U.S. probes Mercedes vans for possible unwanted acceleration
A Mercedes logo is shown on Nov. 4, 2015. (Gene J. Puskar / AP)
DETROIT -- U.S. auto safety regulators are investigating speed sensor problems with Mercedes-Benz Sprinter full-size vans that could cause unwanted acceleration.
The probe by the National Highway Traffic Safety Administration covers about 160,000 Sprinter 2500 and 3500 vans from the 2011 through 2018 model years.
The agency says it has 44 complaints of rear wheel speed sensor problems that caused large fluctuations in speed and erratic transmission shifting. Owners also reported the vans went into limp-home mode mode, and dashboard warning lights were activated. There were no reports of crashes or injuries in documents posted on Friday on the agency's website.
The majority of the complaints were about vans converted to recreational vehicles, which account for about one-third of the Sprinter population. The agency says 11 owners reported multiple sensor replacements. It says the problems may be caused by moisture getting into the sensors.

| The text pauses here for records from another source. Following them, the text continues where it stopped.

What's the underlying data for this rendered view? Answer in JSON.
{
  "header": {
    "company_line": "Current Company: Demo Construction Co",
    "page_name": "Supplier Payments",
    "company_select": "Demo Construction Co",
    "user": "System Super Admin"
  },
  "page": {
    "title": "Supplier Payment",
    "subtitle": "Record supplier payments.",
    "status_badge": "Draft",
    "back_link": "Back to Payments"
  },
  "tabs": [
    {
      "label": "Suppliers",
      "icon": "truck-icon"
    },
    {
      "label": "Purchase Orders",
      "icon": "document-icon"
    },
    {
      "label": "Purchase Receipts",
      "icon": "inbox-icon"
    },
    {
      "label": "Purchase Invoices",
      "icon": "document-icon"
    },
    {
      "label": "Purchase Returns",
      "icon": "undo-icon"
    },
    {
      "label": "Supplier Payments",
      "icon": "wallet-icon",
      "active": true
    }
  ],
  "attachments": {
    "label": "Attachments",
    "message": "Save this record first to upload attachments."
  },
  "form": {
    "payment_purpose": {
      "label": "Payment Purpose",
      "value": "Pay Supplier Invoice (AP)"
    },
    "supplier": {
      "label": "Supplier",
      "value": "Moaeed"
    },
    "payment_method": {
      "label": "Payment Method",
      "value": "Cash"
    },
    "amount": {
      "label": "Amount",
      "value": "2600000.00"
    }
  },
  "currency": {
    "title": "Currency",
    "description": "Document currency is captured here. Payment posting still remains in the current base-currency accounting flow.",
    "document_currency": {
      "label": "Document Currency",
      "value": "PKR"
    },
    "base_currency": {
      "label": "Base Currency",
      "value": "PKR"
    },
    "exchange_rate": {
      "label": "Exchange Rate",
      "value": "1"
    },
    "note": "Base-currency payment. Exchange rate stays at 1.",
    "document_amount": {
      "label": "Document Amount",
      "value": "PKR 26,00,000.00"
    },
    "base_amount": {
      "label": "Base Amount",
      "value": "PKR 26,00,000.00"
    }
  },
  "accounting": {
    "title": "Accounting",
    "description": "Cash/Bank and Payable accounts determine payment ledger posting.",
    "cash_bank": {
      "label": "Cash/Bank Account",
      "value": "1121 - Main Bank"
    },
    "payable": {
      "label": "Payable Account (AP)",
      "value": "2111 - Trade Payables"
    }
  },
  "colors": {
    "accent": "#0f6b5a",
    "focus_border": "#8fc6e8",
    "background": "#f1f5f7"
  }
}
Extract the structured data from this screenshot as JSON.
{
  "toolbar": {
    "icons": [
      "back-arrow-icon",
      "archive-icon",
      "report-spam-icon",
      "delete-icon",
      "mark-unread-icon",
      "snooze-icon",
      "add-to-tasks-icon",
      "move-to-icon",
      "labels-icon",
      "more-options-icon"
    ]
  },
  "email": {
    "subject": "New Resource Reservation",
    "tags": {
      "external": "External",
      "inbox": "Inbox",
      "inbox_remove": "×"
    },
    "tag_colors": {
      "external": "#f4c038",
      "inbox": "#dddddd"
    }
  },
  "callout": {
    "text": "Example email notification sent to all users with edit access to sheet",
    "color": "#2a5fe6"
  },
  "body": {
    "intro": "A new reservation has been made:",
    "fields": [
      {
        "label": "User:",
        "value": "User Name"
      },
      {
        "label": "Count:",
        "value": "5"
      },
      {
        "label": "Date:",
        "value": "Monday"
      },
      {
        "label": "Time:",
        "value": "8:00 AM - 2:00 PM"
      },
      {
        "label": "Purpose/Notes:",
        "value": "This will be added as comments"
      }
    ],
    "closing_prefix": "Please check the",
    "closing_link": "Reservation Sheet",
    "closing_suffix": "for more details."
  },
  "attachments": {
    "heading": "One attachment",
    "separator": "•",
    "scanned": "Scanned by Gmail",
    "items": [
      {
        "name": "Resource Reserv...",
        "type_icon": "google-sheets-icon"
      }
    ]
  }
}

Mercedes said Friday that it is communicating with NHTSA and will "continue to fully co-operate with the agency."
NHTSA says it will investigate how often the problem happens and the safety consequences. The probe could lead to a recall.